As I often say, climate change is not a disaster; it potentially can become one if we do not heed the warning offered by science. Being here in the IPCC meetings gives me the opportunity to see and appreciate the motivation behind the scientific report for policy makers. The report, despite being placed under scrutiny by government representatives, remains consistent with the overall finding that climate change is upon us. It enhances the need for urgent action from all corners of the world because no one will be exempted from the adverse impacts in a 4-degree temperature increase scenario.
A recent statement of the WMO cited that "many of the extreme events of 2013 were consistent with what we would expect as a result of human-induced climate change," with emphasis on the heavier precipitation, more intense heat, and more damage from storm surges and coastal flooding as a result of sea level rise – as Typhoon Yolanda (Haiyan) so tragically demonstrated in the Philippines. The WMO also pointed to data from Australia’s drought, showing that the country's record heat last year would have been "virtually impossible" without human emissions of heat-trapping greenhouse gases.
With all these, should we be alarmed? Yes, we should. Being alarmed has its merits because it motivates you to do something to address it. Complacency, on the other hand, breeds mediocrity and inaction. Projections based on sound science are actually giving us time and the opportunity not to panic. This is the real value of these scientific reports. It should not be feared. Instead, it should be welcomed.
Government resources were strained in 2013 alone after the 25 typhoons, with significant damage from typhoons Labuyo, Santi, and Yolanda, and the major earthquake in Bohol. Our overall level of preparedness was exposed, its flaws highlighted.

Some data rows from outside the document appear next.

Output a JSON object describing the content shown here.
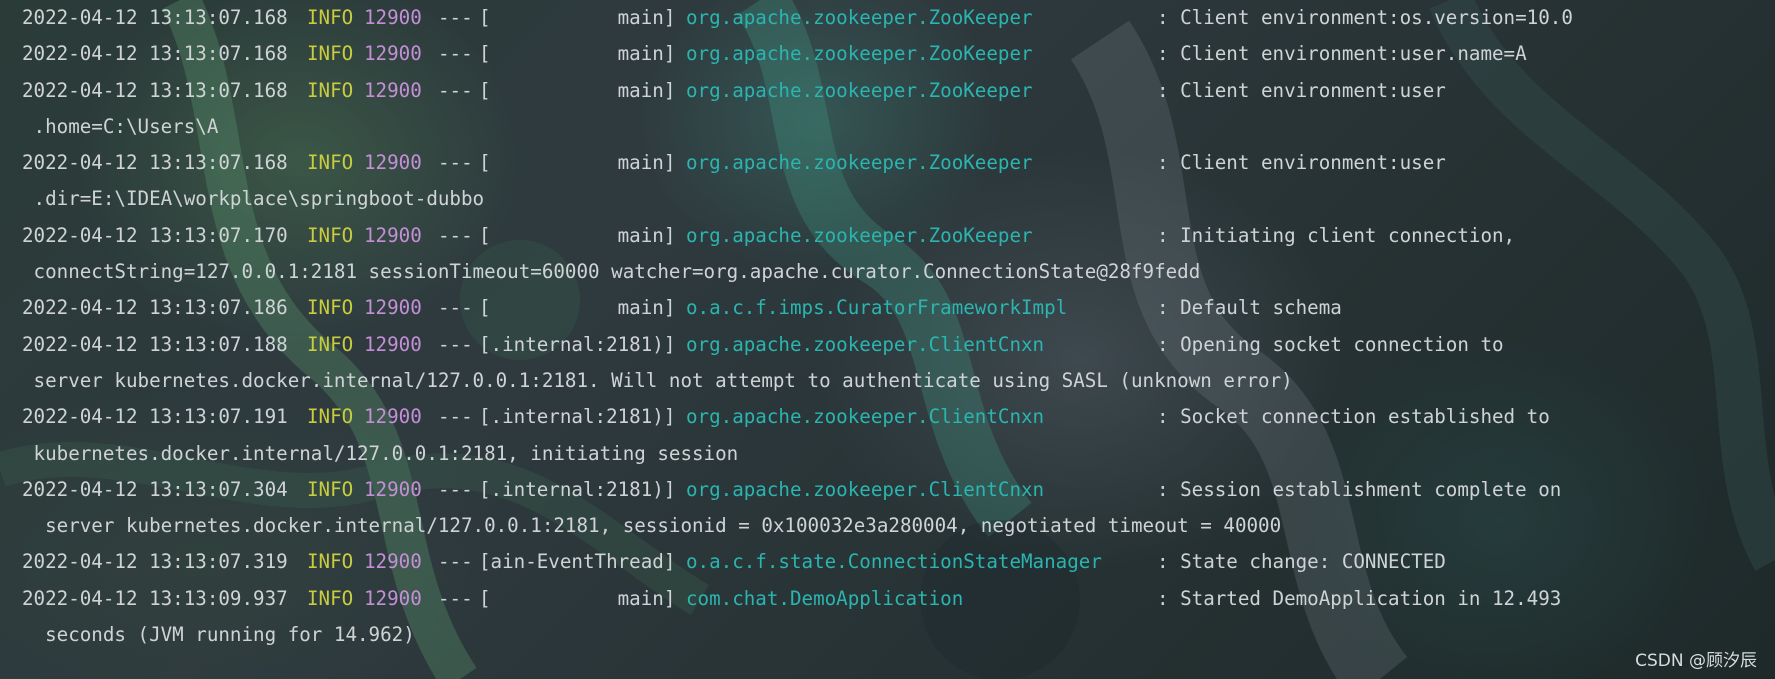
{
  "console": {
    "lines": [
      {
        "timestamp": "2022-04-12 13:13:07.168",
        "level": "INFO",
        "pid": "12900",
        "sep": "---",
        "thread": "[           main]",
        "logger": "org.apache.zookeeper.ZooKeeper",
        "message": ": Client environment:os.version=10.0"
      },
      {
        "timestamp": "2022-04-12 13:13:07.168",
        "level": "INFO",
        "pid": "12900",
        "sep": "---",
        "thread": "[           main]",
        "logger": "org.apache.zookeeper.ZooKeeper",
        "message": ": Client environment:user.name=A"
      },
      {
        "timestamp": "2022-04-12 13:13:07.168",
        "level": "INFO",
        "pid": "12900",
        "sep": "---",
        "thread": "[           main]",
        "logger": "org.apache.zookeeper.ZooKeeper",
        "message": ": Client environment:user"
      },
      {
        "continuation": " .home=C:\\Users\\A"
      },
      {
        "timestamp": "2022-04-12 13:13:07.168",
        "level": "INFO",
        "pid": "12900",
        "sep": "---",
        "thread": "[           main]",
        "logger": "org.apache.zookeeper.ZooKeeper",
        "message": ": Client environment:user"
      },
      {
        "continuation": " .dir=E:\\IDEA\\workplace\\springboot-dubbo"
      },
      {
        "timestamp": "2022-04-12 13:13:07.170",
        "level": "INFO",
        "pid": "12900",
        "sep": "---",
        "thread": "[           main]",
        "logger": "org.apache.zookeeper.ZooKeeper",
        "message": ": Initiating client connection,"
      },
      {
        "continuation": " connectString=127.0.0.1:2181 sessionTimeout=60000 watcher=org.apache.curator.ConnectionState@28f9fedd"
      },
      {
        "timestamp": "2022-04-12 13:13:07.186",
        "level": "INFO",
        "pid": "12900",
        "sep": "---",
        "thread": "[           main]",
        "logger": "o.a.c.f.imps.CuratorFrameworkImpl",
        "message": ": Default schema"
      },
      {
        "timestamp": "2022-04-12 13:13:07.188",
        "level": "INFO",
        "pid": "12900",
        "sep": "---",
        "thread": "[.internal:2181)]",
        "logger": "org.apache.zookeeper.ClientCnxn",
        "message": ": Opening socket connection to"
      },
      {
        "continuation": " server kubernetes.docker.internal/127.0.0.1:2181. Will not attempt to authenticate using SASL (unknown error)"
      },
      {
        "timestamp": "2022-04-12 13:13:07.191",
        "level": "INFO",
        "pid": "12900",
        "sep": "---",
        "thread": "[.internal:2181)]",
        "logger": "org.apache.zookeeper.ClientCnxn",
        "message": ": Socket connection established to"
      },
      {
        "continuation": " kubernetes.docker.internal/127.0.0.1:2181, initiating session"
      },
      {
        "timestamp": "2022-04-12 13:13:07.304",
        "level": "INFO",
        "pid": "12900",
        "sep": "---",
        "thread": "[.internal:2181)]",
        "logger": "org.apache.zookeeper.ClientCnxn",
        "message": ": Session establishment complete on"
      },
      {
        "continuation": "  server kubernetes.docker.internal/127.0.0.1:2181, sessionid = 0x100032e3a280004, negotiated timeout = 40000"
      },
      {
        "timestamp": "2022-04-12 13:13:07.319",
        "level": "INFO",
        "pid": "12900",
        "sep": "---",
        "thread": "[ain-EventThread]",
        "logger": "o.a.c.f.state.ConnectionStateManager",
        "message": ": State change: CONNECTED"
      },
      {
        "timestamp": "2022-04-12 13:13:09.937",
        "level": "INFO",
        "pid": "12900",
        "sep": "---",
        "thread": "[           main]",
        "logger": "com.chat.DemoApplication",
        "message": ": Started DemoApplication in 12.493"
      },
      {
        "continuation": "  seconds (JVM running for 14.962)"
      }
    ]
  },
  "watermark": "CSDN @顾汐辰",
  "colors": {
    "level": "#c9cc3f",
    "pid": "#c58fd8",
    "logger": "#2bb5b0",
    "text": "#cfd3d6"
  }
}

This is why the Climate Change Commission is strongly pushing for planning around vulnerabilities – not only plans and programs by the government but also by the private sector. All plans and programs must incorporate climate and weather information as part of managing risks, or, for businesses, as part of maximizing yield.
In the next few days, the climate change Cabinet cluster will be presenting to the President the roadmap covering the second half of his administration. It is heavy on investments in science that will help the country plan around vulnerabilities, including conducting the first ever climate exposure database.
The climate exposure database now includes exposure to increase in temperature, especially in production areas. The database will guide technical agencies, especially the National Disaster Risk Management Council, to focus preparedness not only on typhoons but also on slow onset events like droughts. Equally important is that the database will be most useful to businesses that rely on agriculture in their supply chain.
As we enjoy summer, it makes time pass by so fast. The threat of El Niño for this year remains low and is not expected to happen this summer, but the threat remains nonetheless. According to Pagasa, rainy season is expected to start mid-May or start of June. President Aquino already made instructions to relevant agencies to prepare for the rainy season. Some academic institution made a proactive stance by moving the opening of the school year to August. Weather might not be the main reason for the change, but I have long supported this call. In the first place, making up for classes due to weather-related suspension is not part of the curriculum design.
As we move forward from last year, addressing climate change and disaster should be more proactive and not merely reactive. Understanding the dominant role of water in the climate system is crucial to identifying vulnerabilities to the increase in volume of water and also to the lack of it. While we know what is forthcoming on weather, preparedness means not just preparing to respond but, now more than ever, preparing to withstand. – Rappler.com